The last two presentations addressed the area of agency transparency, and from a global aspect.  Debbie Morrison of ISBA and Steve Lightfoot of the WFA came all the way from Europe to share market research on UK and global trends. Imagine that 82 per cent of UK marketers believe that online media buying is not transparent. And in Canada, according to their local association head, 15 per cent of marketers are aware of the idea of agency trading-desk arbitrage. New global “heatmaps” from the WFA  showed the countries where the biggest issues lie. Yes, you guessed correctly: China was in red.  

The final panel featured Colgate’s global head of media procurement and two other consultants. The only person missing was someone to speak up on the agency’s behalf, which was a shame as this became a ‘bitch’ session.

“Agencies have a number of different ways to make money, but make very little from clients,” said one of the participants. Katherine Freeley of Colgate left us all with, “Transparency is the new green.”  And we all packed up our things and took that home with us.
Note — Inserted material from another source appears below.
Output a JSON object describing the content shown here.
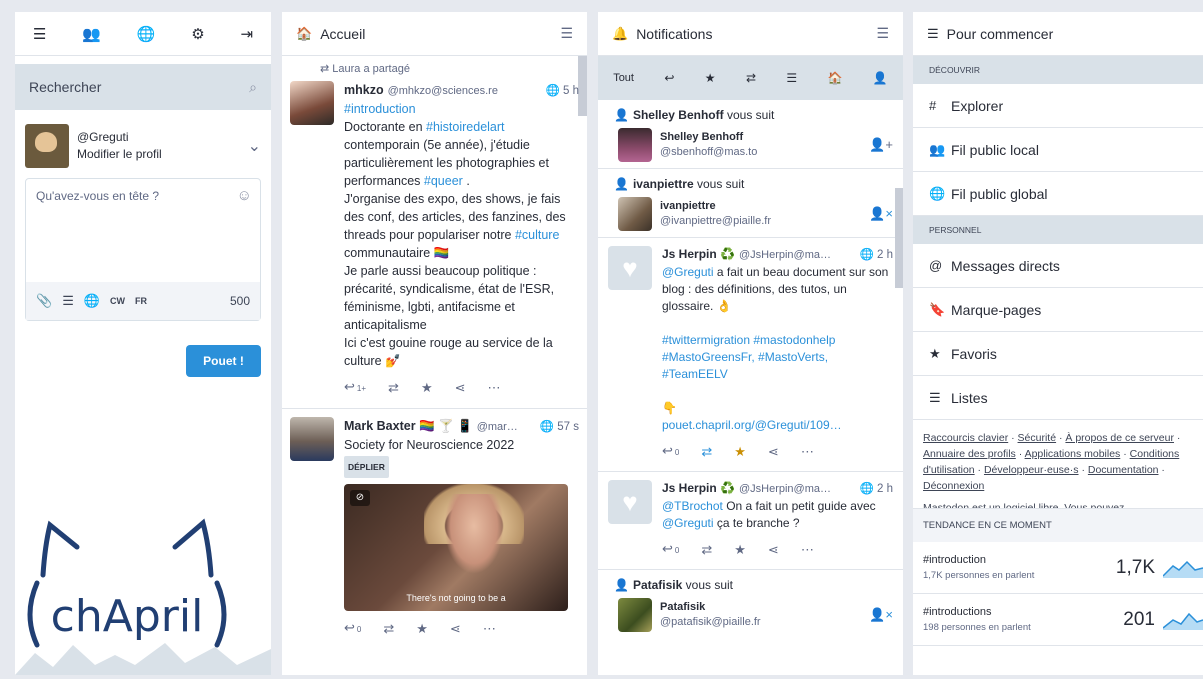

The message for marketers and agencies in Asia from the three days? Advertising can no longer disrupt,  it needs to entertain, be useful, and be part of a dialogue. And for those who “procure” it, and those that are being “procured” from , dialogue is also the key word.

If not, welcome to The Hunger Games.

 

Related Articles

Just Published

3 hours ago

Interpublic Group rebrands CMG division as IPG DXTRA

The 28-agency, 7,000-person offering including Weber Shandwick, Golin, Octagon, Jack Morton and FutureBrand will operate as a global collective led by CEO Andy Polansky.

4 hours ago

M&C Saatchi to reduce office space by 25% to ...

Singapore and Australia among office locations to see changes, as agency reports better than expected revenue decline of 13% in first half of 2020.

4 hours ago

Time for a radical rethink of how we use social ...

Ecommerce websites haven't really evolved from being catalogues on the internet. Brands need their selling platforms to move at the speed of culture.

4 hours ago

Facebook India's public policy director exits

Ankhi Das, an early leader at Facebook India, had been at the center of a controversy in August, accused of shielding a member of India's ruling BJP party from Facebook's hate-speech rules.